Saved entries
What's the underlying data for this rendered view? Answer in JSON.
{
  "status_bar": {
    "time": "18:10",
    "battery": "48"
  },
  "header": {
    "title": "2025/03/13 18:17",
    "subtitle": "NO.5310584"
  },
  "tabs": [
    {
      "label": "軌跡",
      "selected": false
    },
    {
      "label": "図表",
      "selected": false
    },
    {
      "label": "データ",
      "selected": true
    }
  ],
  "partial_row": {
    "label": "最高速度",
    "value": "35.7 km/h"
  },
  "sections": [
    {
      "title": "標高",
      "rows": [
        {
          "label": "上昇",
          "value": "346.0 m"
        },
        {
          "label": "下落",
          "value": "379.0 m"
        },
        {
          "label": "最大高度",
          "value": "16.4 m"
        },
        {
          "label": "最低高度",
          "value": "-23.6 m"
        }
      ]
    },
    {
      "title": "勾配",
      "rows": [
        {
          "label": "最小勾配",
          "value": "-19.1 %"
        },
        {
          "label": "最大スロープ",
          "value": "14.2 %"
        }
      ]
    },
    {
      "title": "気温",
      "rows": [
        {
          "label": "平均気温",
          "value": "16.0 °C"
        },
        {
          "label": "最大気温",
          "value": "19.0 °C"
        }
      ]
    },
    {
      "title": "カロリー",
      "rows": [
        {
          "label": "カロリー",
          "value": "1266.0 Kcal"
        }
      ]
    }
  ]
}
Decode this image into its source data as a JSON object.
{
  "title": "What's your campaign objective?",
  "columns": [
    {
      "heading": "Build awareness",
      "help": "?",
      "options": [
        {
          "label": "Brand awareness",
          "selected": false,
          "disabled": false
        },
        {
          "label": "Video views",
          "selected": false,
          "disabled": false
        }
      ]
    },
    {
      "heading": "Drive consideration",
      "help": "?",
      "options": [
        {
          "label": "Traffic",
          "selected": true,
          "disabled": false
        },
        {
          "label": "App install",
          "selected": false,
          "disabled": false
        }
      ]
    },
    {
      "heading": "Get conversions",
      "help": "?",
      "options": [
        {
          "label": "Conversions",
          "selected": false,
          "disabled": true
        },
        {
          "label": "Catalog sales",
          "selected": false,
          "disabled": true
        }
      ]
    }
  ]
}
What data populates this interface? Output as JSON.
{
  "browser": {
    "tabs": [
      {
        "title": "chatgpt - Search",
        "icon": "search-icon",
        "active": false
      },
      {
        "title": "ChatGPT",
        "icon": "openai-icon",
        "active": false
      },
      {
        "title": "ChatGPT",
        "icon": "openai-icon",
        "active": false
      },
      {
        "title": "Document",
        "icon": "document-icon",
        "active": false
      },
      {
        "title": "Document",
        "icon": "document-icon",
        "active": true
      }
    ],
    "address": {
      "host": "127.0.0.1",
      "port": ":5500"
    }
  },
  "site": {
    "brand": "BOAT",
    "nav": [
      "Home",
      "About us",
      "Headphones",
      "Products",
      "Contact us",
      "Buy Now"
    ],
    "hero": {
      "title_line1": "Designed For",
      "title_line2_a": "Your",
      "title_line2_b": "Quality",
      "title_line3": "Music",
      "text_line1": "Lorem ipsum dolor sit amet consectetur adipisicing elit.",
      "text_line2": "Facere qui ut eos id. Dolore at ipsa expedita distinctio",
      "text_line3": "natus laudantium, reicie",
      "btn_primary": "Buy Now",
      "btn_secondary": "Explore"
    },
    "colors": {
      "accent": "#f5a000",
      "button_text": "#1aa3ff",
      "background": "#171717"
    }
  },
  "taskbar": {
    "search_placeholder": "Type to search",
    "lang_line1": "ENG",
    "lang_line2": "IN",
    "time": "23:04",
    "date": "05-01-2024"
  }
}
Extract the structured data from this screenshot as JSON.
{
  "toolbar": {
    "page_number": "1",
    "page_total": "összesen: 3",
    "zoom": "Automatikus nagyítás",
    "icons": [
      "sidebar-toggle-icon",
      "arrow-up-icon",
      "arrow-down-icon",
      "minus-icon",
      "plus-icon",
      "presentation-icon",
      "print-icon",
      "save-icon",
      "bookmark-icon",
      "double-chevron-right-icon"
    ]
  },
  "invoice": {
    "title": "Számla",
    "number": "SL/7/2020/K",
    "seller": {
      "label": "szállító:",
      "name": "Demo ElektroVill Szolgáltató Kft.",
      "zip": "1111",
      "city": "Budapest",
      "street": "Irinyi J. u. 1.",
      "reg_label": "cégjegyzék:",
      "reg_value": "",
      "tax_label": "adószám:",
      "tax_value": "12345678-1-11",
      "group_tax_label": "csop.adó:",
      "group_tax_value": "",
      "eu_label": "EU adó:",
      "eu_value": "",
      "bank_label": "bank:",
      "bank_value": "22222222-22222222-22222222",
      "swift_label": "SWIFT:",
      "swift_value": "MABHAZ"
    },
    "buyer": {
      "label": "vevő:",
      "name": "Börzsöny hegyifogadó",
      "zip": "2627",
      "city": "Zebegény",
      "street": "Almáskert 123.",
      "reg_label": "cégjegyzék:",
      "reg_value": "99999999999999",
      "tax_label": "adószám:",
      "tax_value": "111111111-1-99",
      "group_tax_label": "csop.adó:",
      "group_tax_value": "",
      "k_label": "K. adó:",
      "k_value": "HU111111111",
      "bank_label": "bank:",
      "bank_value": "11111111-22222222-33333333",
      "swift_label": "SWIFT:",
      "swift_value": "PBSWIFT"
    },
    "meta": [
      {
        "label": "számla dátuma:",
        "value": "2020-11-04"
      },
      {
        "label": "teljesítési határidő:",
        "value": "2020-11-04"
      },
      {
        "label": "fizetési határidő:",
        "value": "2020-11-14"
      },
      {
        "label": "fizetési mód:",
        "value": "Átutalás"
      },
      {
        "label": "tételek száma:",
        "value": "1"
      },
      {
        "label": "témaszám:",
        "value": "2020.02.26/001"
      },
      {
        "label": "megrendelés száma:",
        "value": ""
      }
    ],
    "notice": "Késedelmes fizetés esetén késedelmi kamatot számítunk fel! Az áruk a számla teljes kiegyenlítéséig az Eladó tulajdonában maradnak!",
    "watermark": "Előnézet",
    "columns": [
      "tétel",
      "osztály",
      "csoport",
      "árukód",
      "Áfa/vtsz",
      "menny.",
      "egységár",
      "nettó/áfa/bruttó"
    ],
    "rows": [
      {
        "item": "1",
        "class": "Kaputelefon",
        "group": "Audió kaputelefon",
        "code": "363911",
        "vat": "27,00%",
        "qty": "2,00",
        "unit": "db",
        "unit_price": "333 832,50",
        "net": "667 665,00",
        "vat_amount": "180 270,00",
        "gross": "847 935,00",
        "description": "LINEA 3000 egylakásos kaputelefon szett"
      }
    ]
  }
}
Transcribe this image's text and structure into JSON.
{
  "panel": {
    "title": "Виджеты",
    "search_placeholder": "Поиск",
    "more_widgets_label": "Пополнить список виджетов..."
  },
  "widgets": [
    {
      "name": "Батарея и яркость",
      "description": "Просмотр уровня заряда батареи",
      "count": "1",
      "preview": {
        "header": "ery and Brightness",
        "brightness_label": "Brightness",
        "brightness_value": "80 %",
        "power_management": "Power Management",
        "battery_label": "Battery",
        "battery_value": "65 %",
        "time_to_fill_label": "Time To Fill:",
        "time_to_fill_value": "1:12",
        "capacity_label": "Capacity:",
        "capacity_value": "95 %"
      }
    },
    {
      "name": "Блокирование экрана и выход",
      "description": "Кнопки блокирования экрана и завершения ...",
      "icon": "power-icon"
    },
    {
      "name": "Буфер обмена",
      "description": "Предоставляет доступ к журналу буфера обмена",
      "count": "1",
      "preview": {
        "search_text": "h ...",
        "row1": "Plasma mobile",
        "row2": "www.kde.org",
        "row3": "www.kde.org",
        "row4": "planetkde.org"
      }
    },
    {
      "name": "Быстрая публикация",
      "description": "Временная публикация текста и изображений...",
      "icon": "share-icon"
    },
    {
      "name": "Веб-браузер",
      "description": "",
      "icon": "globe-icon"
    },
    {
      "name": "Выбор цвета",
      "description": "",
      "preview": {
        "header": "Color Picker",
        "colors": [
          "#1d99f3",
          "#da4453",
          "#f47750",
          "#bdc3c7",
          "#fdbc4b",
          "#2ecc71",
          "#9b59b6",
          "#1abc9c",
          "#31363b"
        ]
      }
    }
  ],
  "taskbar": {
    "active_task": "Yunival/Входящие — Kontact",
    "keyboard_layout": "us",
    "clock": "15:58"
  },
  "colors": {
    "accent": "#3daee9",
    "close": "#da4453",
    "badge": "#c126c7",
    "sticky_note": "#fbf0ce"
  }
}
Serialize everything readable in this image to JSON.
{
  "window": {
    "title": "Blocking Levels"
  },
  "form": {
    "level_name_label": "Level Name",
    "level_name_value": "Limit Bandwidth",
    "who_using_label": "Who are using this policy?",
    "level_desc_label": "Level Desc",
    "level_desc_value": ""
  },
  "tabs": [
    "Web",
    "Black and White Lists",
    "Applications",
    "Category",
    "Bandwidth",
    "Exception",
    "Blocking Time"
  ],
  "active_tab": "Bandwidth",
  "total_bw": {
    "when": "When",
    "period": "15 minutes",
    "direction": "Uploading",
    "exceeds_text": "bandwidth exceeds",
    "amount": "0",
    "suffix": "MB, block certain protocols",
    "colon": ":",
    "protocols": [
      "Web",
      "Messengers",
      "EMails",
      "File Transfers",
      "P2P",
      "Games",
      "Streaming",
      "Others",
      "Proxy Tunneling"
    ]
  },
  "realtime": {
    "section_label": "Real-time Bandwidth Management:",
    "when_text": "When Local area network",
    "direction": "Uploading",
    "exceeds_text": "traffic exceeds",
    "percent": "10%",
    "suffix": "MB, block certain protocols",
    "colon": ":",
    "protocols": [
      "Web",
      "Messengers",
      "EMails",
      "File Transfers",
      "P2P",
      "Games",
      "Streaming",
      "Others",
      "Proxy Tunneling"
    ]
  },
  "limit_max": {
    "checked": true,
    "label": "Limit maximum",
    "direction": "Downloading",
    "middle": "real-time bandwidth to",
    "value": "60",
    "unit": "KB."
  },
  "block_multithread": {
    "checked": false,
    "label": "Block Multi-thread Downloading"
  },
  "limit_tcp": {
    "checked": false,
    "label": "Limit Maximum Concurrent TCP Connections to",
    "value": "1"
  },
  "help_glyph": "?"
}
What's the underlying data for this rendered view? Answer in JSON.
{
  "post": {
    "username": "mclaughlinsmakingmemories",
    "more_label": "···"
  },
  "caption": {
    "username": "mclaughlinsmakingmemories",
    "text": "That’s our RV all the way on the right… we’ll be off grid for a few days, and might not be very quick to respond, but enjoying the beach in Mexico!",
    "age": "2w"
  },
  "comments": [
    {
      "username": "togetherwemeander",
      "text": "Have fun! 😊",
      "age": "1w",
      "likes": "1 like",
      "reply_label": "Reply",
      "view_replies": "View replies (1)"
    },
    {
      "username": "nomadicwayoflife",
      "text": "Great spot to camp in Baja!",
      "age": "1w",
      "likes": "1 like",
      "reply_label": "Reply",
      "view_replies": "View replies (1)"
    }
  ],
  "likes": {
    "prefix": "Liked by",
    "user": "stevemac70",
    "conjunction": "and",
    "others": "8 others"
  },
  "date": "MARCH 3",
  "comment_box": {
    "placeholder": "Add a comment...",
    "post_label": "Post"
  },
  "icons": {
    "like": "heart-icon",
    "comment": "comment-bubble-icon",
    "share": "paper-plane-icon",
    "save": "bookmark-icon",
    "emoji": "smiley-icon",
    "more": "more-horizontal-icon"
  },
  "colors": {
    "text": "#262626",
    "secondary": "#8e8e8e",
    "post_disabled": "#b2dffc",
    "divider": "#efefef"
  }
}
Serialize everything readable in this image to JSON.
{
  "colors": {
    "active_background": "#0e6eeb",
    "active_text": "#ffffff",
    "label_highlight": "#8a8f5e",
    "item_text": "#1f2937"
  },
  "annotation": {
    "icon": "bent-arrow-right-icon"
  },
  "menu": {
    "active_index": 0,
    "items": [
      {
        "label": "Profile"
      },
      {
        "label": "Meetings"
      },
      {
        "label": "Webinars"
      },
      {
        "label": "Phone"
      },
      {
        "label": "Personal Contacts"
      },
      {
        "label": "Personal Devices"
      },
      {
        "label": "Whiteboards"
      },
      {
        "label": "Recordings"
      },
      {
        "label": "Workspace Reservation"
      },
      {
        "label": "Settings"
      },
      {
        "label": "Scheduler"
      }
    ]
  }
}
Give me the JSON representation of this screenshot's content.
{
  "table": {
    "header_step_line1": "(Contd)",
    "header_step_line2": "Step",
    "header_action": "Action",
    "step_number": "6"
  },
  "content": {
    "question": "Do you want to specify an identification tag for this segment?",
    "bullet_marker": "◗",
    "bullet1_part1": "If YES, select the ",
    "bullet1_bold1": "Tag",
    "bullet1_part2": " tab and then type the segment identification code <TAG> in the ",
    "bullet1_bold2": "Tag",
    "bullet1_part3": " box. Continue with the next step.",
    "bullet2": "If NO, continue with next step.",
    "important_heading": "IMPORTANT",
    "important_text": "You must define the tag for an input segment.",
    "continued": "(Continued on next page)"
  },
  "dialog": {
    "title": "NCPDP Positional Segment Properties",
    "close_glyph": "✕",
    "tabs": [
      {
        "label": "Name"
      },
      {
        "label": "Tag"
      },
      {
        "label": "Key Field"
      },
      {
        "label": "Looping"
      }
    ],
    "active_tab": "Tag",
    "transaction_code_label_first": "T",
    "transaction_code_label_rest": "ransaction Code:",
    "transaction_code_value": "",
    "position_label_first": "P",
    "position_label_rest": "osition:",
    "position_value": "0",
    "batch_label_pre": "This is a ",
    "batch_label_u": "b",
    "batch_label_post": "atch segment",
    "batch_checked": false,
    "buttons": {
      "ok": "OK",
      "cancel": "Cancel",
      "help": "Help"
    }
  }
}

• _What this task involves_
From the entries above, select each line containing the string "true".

• _Response to this task_
      "selected": true
          "selected": true,
          "disabled": true
          "disabled": true
        "active": true
    "checked": true,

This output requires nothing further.